**TASK PROMPT**
Search term "subtitle": copy each line of the data containing it.

**DATA FOR PROCESSING**

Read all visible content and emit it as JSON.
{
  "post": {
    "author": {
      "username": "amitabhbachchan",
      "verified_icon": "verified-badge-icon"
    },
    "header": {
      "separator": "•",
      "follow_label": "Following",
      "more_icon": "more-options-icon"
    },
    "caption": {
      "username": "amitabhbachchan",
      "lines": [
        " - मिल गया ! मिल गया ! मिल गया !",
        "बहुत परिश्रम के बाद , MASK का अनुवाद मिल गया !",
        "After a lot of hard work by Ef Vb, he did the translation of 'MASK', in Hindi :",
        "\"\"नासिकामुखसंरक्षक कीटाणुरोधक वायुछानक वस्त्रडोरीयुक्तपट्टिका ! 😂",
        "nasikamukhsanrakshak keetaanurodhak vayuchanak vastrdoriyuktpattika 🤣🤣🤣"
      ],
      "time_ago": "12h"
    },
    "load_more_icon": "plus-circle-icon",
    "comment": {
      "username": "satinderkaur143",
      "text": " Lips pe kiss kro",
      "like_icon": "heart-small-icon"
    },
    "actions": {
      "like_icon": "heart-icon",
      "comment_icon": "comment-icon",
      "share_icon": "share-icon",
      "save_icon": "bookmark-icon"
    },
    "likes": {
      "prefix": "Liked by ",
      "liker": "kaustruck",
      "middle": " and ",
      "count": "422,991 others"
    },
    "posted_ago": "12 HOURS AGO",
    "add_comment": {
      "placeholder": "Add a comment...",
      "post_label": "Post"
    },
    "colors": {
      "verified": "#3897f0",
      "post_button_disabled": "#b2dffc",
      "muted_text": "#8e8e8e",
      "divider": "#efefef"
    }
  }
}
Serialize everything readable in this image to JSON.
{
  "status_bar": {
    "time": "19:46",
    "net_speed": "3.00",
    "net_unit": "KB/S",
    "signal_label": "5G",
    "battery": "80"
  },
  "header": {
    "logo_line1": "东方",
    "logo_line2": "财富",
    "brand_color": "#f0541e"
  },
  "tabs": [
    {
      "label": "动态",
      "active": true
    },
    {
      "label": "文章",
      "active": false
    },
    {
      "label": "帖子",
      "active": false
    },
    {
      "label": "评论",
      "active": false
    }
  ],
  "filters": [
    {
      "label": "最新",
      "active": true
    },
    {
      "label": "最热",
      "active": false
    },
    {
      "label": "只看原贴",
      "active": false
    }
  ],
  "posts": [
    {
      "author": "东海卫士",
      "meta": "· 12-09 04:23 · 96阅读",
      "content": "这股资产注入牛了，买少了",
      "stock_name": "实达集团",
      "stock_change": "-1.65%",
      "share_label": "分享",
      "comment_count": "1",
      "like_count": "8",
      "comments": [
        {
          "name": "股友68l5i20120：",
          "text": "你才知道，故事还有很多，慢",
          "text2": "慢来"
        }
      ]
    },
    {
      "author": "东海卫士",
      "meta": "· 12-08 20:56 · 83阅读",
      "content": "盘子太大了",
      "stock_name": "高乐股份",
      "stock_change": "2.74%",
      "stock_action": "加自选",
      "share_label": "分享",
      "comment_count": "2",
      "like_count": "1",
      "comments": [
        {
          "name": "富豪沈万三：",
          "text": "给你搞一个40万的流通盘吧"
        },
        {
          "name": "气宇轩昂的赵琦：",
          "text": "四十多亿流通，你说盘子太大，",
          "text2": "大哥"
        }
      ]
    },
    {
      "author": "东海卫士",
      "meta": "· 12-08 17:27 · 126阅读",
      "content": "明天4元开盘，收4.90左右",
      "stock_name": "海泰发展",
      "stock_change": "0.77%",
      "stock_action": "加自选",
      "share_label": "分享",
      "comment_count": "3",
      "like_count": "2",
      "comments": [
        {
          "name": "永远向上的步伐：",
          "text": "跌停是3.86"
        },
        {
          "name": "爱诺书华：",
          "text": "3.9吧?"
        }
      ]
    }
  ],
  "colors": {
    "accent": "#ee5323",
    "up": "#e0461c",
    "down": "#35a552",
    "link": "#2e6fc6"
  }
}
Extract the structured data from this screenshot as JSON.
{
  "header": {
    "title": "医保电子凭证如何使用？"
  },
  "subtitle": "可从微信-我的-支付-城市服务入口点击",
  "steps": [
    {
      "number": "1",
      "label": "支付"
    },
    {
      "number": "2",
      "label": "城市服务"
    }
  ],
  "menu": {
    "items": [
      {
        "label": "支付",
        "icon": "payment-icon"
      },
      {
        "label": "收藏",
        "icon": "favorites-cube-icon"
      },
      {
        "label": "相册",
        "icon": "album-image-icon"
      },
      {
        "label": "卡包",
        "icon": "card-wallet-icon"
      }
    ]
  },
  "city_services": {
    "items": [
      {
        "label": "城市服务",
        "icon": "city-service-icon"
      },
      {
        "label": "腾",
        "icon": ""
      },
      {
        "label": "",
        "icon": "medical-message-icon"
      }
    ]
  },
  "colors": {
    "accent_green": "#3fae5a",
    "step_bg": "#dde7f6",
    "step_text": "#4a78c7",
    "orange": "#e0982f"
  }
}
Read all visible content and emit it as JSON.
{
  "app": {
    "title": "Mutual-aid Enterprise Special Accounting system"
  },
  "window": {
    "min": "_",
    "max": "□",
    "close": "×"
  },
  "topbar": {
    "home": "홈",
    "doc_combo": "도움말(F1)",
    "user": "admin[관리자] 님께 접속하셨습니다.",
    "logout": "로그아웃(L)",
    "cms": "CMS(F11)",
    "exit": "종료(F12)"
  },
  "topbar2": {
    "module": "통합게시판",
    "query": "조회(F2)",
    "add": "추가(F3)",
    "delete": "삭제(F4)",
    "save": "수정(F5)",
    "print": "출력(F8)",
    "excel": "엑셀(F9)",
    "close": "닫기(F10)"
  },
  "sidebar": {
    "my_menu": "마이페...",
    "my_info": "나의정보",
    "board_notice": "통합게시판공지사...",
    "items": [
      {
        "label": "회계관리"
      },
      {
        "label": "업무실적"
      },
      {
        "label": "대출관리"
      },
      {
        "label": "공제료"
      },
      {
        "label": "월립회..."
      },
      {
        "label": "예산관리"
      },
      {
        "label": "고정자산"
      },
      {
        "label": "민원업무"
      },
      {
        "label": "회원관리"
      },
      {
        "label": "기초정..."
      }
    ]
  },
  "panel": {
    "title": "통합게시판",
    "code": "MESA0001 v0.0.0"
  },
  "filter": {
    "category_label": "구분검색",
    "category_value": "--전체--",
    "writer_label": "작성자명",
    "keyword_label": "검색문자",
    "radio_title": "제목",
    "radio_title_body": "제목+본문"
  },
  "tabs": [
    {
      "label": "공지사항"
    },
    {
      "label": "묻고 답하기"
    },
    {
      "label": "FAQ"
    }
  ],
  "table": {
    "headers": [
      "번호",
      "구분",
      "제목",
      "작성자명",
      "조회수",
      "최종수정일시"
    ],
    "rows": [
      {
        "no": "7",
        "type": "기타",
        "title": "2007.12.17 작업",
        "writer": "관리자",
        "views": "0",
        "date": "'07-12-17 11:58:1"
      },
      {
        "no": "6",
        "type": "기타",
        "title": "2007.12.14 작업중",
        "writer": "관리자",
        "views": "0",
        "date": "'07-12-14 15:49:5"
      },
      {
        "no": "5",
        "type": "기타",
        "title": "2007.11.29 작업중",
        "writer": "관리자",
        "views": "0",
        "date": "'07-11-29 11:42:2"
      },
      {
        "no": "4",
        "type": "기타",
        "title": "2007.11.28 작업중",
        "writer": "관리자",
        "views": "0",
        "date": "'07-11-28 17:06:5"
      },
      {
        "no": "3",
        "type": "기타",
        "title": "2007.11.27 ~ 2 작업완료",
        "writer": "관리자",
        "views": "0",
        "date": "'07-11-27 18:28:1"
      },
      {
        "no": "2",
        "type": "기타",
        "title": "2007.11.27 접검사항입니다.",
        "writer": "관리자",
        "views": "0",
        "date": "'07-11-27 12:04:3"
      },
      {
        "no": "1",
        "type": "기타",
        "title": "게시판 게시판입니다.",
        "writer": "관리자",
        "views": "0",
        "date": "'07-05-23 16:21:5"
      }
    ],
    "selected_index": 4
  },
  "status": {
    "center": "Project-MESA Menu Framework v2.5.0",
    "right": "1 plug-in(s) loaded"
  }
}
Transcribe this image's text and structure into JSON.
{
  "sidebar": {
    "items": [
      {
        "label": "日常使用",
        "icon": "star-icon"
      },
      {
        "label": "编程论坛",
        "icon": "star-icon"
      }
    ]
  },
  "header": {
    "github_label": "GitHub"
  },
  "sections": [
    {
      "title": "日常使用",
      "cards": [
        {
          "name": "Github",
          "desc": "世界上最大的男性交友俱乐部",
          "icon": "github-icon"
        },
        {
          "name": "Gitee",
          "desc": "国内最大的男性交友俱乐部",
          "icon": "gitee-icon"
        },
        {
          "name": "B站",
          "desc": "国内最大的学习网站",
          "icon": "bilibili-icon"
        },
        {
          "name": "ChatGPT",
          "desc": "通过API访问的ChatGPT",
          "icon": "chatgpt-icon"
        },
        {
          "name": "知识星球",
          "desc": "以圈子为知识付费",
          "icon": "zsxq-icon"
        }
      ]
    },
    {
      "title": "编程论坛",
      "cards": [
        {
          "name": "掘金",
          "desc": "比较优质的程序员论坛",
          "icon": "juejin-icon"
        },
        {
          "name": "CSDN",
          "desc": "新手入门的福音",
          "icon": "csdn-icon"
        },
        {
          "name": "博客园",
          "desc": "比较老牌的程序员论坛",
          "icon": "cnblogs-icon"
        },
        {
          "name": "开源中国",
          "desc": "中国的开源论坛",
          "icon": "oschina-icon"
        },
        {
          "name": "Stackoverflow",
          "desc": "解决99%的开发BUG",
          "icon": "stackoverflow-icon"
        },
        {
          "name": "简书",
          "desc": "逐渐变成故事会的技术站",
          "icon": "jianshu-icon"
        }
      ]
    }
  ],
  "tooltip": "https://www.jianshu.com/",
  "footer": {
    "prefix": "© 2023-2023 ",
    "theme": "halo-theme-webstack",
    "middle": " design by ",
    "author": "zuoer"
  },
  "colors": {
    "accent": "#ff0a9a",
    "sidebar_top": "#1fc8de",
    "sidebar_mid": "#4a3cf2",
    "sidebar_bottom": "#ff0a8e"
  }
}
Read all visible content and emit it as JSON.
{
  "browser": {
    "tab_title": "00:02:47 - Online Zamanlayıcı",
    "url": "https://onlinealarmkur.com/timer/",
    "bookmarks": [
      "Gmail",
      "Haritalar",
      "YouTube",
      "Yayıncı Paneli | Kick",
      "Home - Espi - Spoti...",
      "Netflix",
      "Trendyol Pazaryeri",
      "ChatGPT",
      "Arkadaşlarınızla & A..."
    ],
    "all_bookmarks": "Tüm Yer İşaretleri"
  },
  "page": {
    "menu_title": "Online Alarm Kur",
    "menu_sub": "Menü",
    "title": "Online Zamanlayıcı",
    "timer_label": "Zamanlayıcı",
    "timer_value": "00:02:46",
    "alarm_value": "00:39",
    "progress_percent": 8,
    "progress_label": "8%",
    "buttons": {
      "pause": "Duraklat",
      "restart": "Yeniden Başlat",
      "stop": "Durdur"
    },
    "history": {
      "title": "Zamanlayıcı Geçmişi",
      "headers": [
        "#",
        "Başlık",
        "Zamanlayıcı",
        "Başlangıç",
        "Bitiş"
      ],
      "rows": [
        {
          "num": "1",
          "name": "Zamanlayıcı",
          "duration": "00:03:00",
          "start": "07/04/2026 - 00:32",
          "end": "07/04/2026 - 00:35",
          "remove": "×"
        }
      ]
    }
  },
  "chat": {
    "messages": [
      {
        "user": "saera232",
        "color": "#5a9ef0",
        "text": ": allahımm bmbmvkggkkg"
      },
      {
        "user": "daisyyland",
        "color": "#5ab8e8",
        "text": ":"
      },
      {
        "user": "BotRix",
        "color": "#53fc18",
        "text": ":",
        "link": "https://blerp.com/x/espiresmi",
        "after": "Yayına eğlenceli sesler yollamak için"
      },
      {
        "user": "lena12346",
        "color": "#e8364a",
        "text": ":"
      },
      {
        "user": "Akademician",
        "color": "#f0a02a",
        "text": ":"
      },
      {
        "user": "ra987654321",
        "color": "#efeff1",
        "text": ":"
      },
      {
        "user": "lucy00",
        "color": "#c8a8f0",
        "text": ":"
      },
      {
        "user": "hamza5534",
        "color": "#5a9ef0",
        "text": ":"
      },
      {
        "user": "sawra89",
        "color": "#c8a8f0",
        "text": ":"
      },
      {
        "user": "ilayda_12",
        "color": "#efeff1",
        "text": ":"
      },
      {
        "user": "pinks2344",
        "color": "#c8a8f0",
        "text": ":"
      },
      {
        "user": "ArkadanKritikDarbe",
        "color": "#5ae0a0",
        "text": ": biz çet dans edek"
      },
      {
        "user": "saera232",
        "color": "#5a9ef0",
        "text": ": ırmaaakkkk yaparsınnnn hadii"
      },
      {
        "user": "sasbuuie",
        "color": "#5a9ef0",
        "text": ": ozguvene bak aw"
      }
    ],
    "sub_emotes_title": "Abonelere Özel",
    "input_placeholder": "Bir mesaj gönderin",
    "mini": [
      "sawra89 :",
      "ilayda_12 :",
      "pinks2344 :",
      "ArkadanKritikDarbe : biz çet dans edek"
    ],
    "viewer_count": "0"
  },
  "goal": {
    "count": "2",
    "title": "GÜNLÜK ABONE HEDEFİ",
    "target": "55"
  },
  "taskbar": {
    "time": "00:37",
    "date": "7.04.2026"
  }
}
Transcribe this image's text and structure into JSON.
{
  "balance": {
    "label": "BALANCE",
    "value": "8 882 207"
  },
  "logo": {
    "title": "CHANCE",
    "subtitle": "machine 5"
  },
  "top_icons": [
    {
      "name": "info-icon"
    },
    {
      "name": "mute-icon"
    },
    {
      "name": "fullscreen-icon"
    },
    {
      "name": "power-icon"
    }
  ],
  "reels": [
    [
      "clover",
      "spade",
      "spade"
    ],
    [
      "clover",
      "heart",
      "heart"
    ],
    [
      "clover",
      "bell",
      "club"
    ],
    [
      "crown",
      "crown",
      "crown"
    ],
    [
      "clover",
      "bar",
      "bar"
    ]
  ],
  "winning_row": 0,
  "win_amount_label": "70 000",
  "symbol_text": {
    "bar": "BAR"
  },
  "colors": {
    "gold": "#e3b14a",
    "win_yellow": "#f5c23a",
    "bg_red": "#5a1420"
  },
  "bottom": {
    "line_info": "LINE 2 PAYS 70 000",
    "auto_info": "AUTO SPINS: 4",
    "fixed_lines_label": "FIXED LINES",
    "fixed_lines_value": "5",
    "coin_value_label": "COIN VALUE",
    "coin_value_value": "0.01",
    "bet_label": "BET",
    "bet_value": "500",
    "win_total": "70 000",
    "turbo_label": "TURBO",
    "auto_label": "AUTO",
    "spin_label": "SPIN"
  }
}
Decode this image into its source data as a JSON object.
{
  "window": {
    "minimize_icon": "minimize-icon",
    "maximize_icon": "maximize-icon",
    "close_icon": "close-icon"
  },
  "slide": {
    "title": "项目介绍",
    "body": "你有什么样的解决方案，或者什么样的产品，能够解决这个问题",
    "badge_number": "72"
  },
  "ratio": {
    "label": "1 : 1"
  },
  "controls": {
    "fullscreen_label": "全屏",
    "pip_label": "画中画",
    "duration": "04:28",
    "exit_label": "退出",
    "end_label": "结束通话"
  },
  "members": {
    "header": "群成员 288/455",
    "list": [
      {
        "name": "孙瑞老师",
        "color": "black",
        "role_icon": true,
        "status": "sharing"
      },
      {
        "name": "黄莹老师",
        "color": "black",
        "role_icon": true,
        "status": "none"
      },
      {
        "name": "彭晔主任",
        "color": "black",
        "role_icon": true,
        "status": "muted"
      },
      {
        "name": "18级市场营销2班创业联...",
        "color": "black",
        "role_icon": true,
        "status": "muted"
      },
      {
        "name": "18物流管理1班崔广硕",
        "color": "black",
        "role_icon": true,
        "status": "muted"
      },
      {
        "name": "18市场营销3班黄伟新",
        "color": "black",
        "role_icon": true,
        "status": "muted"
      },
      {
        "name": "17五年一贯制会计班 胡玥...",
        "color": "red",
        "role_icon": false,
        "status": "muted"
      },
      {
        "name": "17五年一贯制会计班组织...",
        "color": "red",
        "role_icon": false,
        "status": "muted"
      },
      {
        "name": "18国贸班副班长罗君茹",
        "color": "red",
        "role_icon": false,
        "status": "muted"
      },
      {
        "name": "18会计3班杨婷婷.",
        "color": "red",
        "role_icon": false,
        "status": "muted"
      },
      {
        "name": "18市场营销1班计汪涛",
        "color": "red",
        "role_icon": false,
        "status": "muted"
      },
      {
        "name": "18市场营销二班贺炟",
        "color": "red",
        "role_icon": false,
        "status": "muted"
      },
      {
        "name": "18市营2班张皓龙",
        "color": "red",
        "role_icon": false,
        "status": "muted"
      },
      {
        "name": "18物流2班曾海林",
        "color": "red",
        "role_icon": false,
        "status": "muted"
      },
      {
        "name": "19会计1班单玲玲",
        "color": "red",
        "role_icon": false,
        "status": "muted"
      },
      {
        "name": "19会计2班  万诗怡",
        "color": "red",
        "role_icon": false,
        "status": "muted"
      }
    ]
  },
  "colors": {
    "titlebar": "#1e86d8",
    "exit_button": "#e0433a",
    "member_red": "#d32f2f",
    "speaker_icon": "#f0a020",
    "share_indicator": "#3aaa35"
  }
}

**SOLUTION**
  "subtitle": "可从微信-我的-支付-城市服务入口点击",
    "subtitle": "machine 5"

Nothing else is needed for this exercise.